__Work to complete__. Read the records that follow and state how many lines hold "value", adding nothing else.
============
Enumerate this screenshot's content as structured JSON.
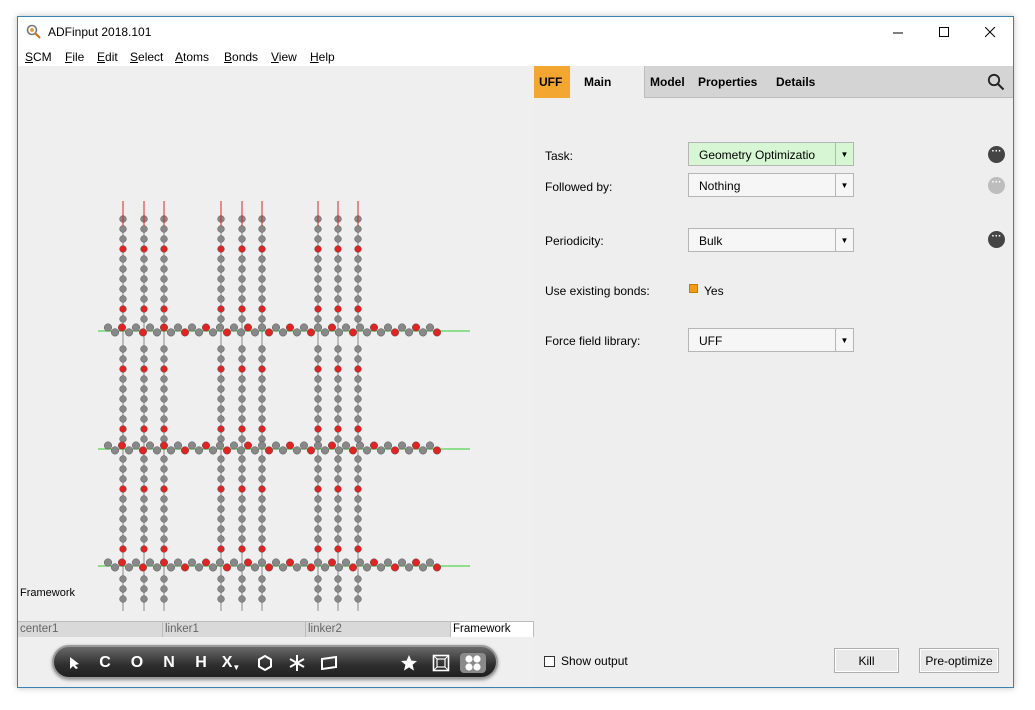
{
  "window": {
    "title": "ADFinput 2018.101"
  },
  "menu": [
    "SCM",
    "File",
    "Edit",
    "Select",
    "Atoms",
    "Bonds",
    "View",
    "Help"
  ],
  "viewer": {
    "region_label": "Framework",
    "tabs": [
      "center1",
      "linker1",
      "linker2",
      "Framework"
    ],
    "toolbar": {
      "tools": [
        "C",
        "O",
        "N",
        "H",
        "X"
      ],
      "icons": [
        "pointer-icon",
        "hexagon-icon",
        "snowflake-icon",
        "plane-icon",
        "star-icon",
        "cube-icon",
        "molecule-icon"
      ]
    }
  },
  "nav": {
    "engine": "UFF",
    "active": "Main",
    "links": [
      "Model",
      "Properties",
      "Details"
    ]
  },
  "form": {
    "task": {
      "label": "Task:",
      "value": "Geometry Optimizatio"
    },
    "followed_by": {
      "label": "Followed by:",
      "value": "Nothing"
    },
    "periodicity": {
      "label": "Periodicity:",
      "value": "Bulk"
    },
    "use_existing_bonds": {
      "label": "Use existing bonds:",
      "value": "Yes"
    },
    "force_field": {
      "label": "Force field library:",
      "value": "UFF"
    }
  },
  "footer": {
    "show_output": "Show output",
    "kill": "Kill",
    "preoptimize": "Pre-optimize"
  },
  "colors": {
    "accent": "#f3a730",
    "highlight": "#d7f7d4"
  }
}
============
__Response to the task__. 5